concrete reasons like violation of ICE ATD (Alternative to
Detention)"; or (2) attempting to remove or relocate
Plaintiff during the duration of Plaintiffs pending lawsuit,
which alleges violations of the Federal Tort Claims Act
("FTCA").(TRO Appl. ¶ 2.) The Court has
carefully considered Plaintiffs submission and decides the
matter without oral argument pursuant to Local Civil Rule
Supreme Court [has] held that [a] [TRO] should be treated as
a preliminary injunction." NutraSweet Co. v. Vit-Mar
Enters., Inc., 112 F.3d 689, 693 (3d Cir. 1997). Because
the grant of injunctive relief is "an extraordinary
remedy[, ]" a temporary restraining order "should
be granted only in limited circumstances." Kos
Pharm., Inc. v. Andrx Corp., 369 F.3d 700, 708 (3d Cir.
2004) (citation omitted). This remedy "should be granted
only if '(1) the plaintiff is likely to succeed on the
merits; (2) denial will result in irreparable harm to the
plaintiff; (3) granting the injunction will not result in
irreparable harm to the defendant; and (4) granting the
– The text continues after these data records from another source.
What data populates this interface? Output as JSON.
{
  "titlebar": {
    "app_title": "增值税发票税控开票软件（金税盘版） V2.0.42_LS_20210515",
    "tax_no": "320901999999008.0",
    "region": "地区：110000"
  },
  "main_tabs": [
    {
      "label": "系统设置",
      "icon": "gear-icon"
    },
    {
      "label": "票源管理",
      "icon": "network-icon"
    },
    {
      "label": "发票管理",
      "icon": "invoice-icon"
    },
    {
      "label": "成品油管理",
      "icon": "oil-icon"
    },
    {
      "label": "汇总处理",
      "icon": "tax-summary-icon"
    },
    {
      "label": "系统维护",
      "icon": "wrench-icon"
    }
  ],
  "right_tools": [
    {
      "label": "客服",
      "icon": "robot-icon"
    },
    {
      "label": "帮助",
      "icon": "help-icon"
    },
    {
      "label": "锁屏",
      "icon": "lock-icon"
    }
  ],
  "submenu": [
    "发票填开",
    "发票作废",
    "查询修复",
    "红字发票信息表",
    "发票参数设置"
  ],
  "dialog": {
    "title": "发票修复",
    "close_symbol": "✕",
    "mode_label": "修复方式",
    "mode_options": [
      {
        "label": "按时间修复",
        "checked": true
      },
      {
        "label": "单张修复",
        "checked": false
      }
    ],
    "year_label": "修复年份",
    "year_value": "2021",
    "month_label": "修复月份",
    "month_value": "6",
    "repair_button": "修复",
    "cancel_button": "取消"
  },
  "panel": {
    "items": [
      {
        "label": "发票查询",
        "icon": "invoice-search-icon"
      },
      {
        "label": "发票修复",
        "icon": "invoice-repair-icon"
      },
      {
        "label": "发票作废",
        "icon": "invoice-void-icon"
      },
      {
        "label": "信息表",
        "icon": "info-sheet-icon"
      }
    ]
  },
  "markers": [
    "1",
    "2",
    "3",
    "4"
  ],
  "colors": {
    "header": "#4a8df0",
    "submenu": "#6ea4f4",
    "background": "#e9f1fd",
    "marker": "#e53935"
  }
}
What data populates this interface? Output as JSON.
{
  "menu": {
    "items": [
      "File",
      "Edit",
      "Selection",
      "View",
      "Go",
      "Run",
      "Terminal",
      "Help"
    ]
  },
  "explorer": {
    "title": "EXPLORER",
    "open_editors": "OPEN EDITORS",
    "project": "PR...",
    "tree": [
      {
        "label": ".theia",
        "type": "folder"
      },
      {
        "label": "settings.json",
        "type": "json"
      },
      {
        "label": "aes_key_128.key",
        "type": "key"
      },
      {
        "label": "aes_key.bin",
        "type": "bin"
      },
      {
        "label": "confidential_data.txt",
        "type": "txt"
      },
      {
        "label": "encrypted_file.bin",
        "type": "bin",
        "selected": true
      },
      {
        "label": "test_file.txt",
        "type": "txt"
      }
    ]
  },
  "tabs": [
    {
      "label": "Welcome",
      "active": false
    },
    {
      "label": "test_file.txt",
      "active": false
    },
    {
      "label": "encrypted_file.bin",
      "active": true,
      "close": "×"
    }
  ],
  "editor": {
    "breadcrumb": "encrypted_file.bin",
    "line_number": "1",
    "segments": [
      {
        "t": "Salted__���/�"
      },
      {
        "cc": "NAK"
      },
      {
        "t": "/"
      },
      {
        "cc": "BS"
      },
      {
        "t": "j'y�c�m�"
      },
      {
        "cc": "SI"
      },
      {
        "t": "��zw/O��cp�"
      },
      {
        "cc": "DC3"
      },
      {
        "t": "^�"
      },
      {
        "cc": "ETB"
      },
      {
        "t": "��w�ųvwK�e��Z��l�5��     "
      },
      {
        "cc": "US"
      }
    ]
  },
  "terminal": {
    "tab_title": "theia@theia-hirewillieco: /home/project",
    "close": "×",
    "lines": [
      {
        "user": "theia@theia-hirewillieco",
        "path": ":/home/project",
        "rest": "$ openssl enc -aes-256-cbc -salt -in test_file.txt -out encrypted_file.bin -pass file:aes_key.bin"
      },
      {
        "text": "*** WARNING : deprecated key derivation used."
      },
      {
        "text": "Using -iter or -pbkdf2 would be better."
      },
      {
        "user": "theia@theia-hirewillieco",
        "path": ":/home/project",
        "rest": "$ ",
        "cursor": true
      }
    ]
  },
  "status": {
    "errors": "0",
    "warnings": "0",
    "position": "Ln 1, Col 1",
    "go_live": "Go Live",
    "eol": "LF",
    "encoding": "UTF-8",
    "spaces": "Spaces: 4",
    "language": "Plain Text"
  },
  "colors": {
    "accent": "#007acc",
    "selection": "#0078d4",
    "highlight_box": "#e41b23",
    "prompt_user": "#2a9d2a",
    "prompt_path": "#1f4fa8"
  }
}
injunction is in the public interest.'" M(?m5weer
Co. v. Vit-Mar Enters., Inc., 176 F.3d 151, 153 (3d
Cir. 1999) (quoting Maldonado v. Houstoun, 157 F.3d
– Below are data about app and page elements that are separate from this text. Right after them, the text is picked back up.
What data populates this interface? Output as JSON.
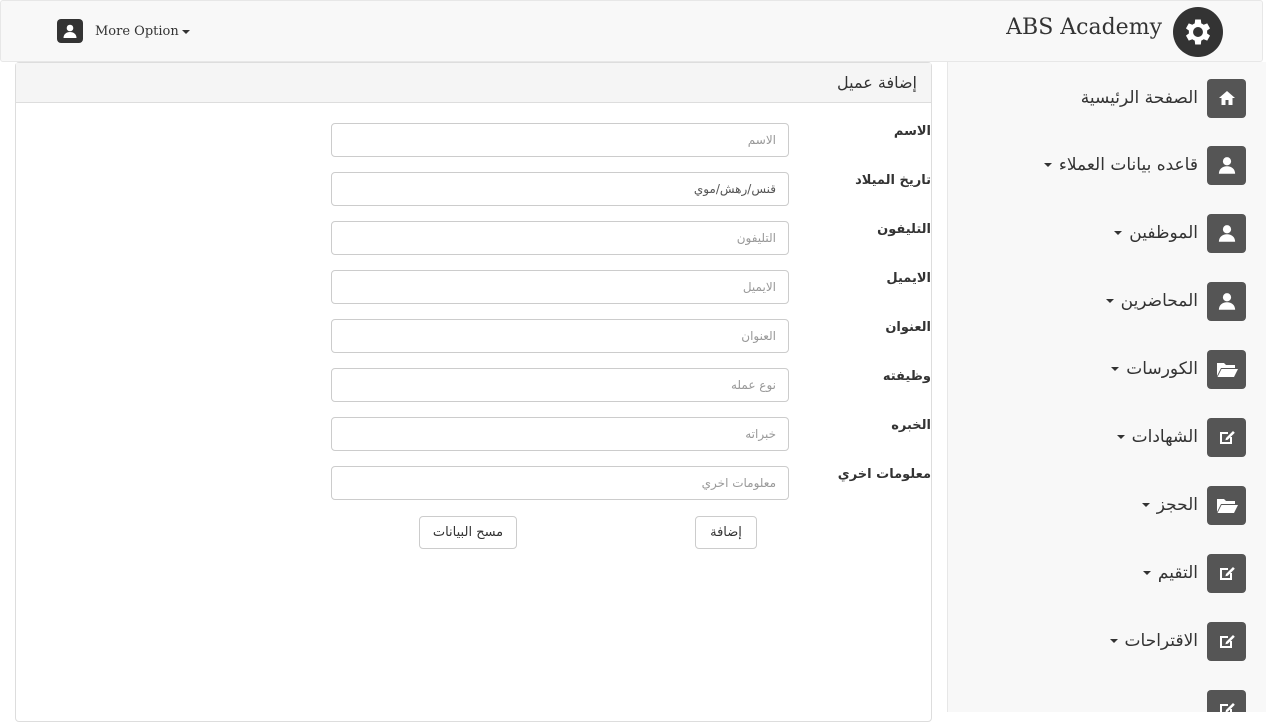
{
  "header": {
    "brand": "ABS Academy",
    "brand_icon": "gear-icon",
    "user_icon": "user-icon",
    "more_option": "More Option"
  },
  "sidebar": {
    "items": [
      {
        "label": "الصفحة الرئيسية",
        "icon": "home-icon",
        "dropdown": false
      },
      {
        "label": "قاعده بيانات العملاء",
        "icon": "user-icon",
        "dropdown": true
      },
      {
        "label": "الموظفين",
        "icon": "user-icon",
        "dropdown": true
      },
      {
        "label": "المحاضرين",
        "icon": "user-icon",
        "dropdown": true
      },
      {
        "label": "الكورسات",
        "icon": "folder-open-icon",
        "dropdown": true
      },
      {
        "label": "الشهادات",
        "icon": "edit-icon",
        "dropdown": true
      },
      {
        "label": "الحجز",
        "icon": "folder-open-icon",
        "dropdown": true
      },
      {
        "label": "التقيم",
        "icon": "edit-icon",
        "dropdown": true
      },
      {
        "label": "الاقتراحات",
        "icon": "edit-icon",
        "dropdown": true
      }
    ]
  },
  "panel": {
    "title": "إضافة عميل"
  },
  "form": {
    "fields": [
      {
        "label": "الاسم",
        "placeholder": "الاسم",
        "value": ""
      },
      {
        "label": "تاريخ الميلاد",
        "placeholder": "",
        "value": "ﻗﻨﺲ/رﻫﺶ/ﻣﻮي"
      },
      {
        "label": "التليفون",
        "placeholder": "التليفون",
        "value": ""
      },
      {
        "label": "الايميل",
        "placeholder": "الايميل",
        "value": ""
      },
      {
        "label": "العنوان",
        "placeholder": "العنوان",
        "value": ""
      },
      {
        "label": "وظيفته",
        "placeholder": "نوع عمله",
        "value": ""
      },
      {
        "label": "الخبره",
        "placeholder": "خبراته",
        "value": ""
      },
      {
        "label": "معلومات اخري",
        "placeholder": "معلومات اخري",
        "value": ""
      }
    ],
    "add_button": "إضافة",
    "clear_button": "مسح البيانات"
  },
  "colors": {
    "navbar_bg": "#f8f8f8",
    "icon_dark": "#333333",
    "sidebar_icon_bg": "#555555",
    "panel_heading_bg": "#f5f5f5"
  }
}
179, 184 (3d Cir, 1998)).
Third Circuit has further instructed that a party seeking a
temporary restraining order must meet all four factors, as a
movant's "failure to establish any element in its
favor renders [this remedy] inappropriate." Id.
A movant has the burden of establishing a "clear
showing of immediate irreparable injury or presently existing
actual threat." Louis v. Bledsoe, 438
F.App'x 129, 131 (3d Cir. 2011) (citing Cont'l
Grp., Inc. v. Amoco Chems. Corp., 614 F.2d 351, 359 (3d
Cir. 1980)). "Establishing a risk of irreparable harm is
not enough." ECRI v. McGraw-Hill, Inc., 809
F.2d 223, 226 (3d Cir. 1987).
Plaintiff fails to establish that the factors weigh in favor
of granting a temporary restraining order. Specifically,
Plaintiff fails to show immediate irreparable harm. Plaintiff
claims that "any attempt at this time by [D]efendant
to retaliate or attempt to remove [P]laintiff would be a
gross manifest injustice" because Plaintiff (1) may be
able to successfully argue his FTCA claims and (2)
"[D]efendant[']s agents have denied him medical
care[, ] an issue that has caused [P]laintiff continuous
psychological and physical pain." (TRO Appl. ¶1.5.)
Plaintiff asserts that if his TRO application is denied, he
will be unable to undergo dental surgery because
"Nigeria .. . lack[s] [the] proper medical facilities
for the kind of surgery he has to have done." (TRO Appl.
¶ 5.) At bottom, Plaintiff requests that the Court
prohibit Immigration and Customs Enforcement
("ICE") from lawfully removing him from this
country. Plaintiff, however, proffers no evidence showing
that Defendant is seeking to remove or relocate Plaintiff, or
that Defendant is interfering with Plaintiff receiving dental
surgery. (TRO Appl. ¶ 5.) "[I]njunctions will not
be issued merely to allay the fears and apprehensions or to
soothe the anxieties of the parties. Nor will an injunction
be issued 'to restrain one from doing what he is not
attempting and does not intend to do.'" Campbell
Soup Co, v. ConAgra, Inc., 911 F.2d 86, 92 (3d Cir.
1992) (quoting Cont'l Grp., Inc., 614 F.2d at
359). The Court finds that Plaintiff fails to establish a
"clear showing of immediate irreparable injury, "
and only alleges a risk of harm. Louis. 438
F.App'x at 131 see ECRI, 809 F.2d at 226. Based
upon Plaintiffs submission, the Court concludes that
Plaintiff has failed to demonstrate that he will suffer
immediate irreparable injury absent a temporary restraining
for the reasons set forth above, and other good cause shown,
IT IS on this 14th day of July 2017, ORDERED that Plaintiffs
ex parte TRO application (ECF No. 18) is DENIED.
 Plaintiff alleges Defendant acted
negligently "in regard[ ] to [a] medical procedure by
ignor[ing] [a] medical request letter by [his] doctor."
(TRO Appl. ¶ 1.)
The Court finds that the alleged
harm is based on underlying factual allegations that give
rise to Plaintiffs FTCA claims. (See ECF Nos. 1, 13,
14.) In other words, Plaintiff alleges past harm, which is
insufficient to establish irreparable harm. See Talben v.
Corizon Med., 605 F.App'x 86, 87 (3d Cir. 2015)
("[I]njunctive relief is appropriate only when there is
a . . . 'presently existing actual threat.'"